DATASET EXCERPTS
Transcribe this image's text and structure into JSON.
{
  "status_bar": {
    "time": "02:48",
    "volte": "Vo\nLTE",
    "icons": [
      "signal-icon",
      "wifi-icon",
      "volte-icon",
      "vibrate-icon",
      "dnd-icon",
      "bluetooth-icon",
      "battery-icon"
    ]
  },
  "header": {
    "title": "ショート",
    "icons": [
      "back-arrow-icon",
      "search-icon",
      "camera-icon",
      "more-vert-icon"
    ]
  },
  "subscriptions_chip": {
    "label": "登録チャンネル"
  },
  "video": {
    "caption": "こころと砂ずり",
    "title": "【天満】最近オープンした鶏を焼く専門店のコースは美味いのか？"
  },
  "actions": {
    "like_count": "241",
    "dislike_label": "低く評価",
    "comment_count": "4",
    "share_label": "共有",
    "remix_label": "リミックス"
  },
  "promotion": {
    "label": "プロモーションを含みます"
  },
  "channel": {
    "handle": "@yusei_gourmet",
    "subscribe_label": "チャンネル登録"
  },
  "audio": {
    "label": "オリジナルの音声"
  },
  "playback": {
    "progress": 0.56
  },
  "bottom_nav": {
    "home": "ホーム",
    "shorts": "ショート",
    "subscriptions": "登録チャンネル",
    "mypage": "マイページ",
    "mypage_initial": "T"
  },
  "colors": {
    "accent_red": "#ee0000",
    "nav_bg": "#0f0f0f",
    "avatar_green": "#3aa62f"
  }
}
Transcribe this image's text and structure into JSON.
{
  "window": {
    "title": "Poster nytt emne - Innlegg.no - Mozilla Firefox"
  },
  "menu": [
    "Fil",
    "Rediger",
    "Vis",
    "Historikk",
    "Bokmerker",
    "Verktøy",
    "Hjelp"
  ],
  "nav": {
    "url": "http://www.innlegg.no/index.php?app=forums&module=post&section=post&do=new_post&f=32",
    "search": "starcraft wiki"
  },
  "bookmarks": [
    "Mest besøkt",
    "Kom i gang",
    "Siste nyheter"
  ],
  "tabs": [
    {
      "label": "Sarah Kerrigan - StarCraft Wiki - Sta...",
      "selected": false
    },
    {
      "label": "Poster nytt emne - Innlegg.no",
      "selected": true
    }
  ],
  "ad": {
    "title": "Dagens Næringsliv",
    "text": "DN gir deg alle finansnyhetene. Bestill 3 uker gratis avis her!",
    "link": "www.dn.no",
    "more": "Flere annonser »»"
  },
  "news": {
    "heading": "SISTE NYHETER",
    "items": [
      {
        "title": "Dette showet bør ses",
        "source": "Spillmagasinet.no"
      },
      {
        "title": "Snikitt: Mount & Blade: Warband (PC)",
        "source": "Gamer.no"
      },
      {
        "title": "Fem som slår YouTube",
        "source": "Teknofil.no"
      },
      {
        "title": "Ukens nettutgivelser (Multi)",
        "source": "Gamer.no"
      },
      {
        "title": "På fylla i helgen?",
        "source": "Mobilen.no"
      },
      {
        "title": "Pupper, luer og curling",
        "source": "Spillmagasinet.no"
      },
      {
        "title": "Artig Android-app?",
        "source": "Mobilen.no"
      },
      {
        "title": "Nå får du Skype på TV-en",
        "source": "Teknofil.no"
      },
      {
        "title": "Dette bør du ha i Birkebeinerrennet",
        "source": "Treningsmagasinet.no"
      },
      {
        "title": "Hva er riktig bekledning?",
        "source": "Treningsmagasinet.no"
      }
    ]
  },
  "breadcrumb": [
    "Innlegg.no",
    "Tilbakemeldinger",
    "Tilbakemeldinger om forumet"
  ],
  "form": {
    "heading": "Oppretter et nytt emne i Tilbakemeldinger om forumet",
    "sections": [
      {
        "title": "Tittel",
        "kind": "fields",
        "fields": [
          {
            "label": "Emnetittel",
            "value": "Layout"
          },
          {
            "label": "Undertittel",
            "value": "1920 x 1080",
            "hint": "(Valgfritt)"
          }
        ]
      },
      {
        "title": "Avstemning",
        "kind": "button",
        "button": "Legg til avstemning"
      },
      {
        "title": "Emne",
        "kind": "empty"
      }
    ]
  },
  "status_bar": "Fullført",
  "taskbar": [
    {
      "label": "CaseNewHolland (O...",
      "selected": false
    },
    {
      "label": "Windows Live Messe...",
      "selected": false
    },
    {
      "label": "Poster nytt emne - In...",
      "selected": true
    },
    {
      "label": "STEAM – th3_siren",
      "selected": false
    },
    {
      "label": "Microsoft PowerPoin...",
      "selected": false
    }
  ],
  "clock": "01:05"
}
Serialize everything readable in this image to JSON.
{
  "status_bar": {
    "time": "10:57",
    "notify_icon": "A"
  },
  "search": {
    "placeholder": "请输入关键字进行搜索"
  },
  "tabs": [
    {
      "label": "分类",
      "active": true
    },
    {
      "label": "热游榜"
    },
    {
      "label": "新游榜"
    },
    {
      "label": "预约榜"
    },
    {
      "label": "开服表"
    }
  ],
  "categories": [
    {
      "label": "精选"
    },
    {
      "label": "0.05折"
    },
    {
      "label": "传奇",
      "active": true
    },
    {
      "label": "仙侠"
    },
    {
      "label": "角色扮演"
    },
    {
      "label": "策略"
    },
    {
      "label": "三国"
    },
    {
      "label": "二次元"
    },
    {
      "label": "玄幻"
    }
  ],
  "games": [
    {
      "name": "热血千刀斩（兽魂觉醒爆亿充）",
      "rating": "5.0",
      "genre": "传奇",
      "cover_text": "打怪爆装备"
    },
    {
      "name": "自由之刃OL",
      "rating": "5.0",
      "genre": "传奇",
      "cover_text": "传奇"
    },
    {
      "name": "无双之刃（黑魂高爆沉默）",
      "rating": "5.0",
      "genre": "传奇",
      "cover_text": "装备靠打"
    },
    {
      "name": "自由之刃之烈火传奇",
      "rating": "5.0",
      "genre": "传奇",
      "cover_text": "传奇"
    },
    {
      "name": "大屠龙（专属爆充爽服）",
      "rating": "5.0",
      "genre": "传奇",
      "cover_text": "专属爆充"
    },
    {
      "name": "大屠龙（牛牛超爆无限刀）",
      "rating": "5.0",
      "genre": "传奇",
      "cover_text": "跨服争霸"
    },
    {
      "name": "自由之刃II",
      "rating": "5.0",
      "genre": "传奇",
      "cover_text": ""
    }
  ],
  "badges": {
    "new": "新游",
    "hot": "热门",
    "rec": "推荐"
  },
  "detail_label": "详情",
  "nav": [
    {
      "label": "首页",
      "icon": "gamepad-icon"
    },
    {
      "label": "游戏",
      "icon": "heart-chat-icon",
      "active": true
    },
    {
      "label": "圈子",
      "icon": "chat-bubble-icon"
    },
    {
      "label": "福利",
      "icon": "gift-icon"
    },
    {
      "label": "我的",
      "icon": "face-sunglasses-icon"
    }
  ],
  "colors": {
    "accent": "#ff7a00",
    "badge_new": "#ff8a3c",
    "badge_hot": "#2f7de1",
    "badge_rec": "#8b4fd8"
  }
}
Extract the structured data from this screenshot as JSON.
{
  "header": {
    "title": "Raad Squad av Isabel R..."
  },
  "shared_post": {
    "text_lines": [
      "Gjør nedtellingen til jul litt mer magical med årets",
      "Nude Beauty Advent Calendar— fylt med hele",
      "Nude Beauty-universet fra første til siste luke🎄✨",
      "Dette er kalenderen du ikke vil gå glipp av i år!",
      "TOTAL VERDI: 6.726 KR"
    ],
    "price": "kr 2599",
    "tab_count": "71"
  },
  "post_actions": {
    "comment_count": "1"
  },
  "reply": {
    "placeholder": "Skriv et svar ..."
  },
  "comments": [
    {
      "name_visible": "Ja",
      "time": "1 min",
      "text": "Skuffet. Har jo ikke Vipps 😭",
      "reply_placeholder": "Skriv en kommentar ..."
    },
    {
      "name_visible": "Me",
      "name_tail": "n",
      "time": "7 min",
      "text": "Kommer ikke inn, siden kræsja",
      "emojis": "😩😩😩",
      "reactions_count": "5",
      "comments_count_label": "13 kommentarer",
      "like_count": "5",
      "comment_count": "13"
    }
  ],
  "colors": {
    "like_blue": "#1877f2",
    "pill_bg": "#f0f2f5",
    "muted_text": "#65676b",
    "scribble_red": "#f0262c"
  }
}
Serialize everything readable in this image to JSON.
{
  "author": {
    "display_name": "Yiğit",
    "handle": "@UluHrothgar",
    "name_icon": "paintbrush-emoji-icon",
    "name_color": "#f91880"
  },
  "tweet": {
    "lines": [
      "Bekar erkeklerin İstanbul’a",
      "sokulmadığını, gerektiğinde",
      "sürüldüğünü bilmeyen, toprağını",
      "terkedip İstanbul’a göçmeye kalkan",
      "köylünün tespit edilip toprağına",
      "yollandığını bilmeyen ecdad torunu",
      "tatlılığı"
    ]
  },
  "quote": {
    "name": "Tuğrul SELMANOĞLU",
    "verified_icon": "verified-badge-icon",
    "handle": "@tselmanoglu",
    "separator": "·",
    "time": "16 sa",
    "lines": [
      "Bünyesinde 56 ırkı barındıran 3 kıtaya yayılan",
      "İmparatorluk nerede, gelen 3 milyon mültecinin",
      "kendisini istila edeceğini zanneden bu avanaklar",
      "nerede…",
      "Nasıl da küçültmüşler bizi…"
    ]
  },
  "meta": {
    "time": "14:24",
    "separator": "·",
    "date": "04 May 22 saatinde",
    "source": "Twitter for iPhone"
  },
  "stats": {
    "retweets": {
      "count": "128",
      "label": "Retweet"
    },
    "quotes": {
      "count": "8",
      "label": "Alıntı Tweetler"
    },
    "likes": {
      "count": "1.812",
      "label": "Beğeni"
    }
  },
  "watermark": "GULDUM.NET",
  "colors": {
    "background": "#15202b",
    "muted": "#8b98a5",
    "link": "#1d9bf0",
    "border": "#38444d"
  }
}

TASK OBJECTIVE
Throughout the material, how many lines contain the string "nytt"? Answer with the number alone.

OUTPUT BELOW
4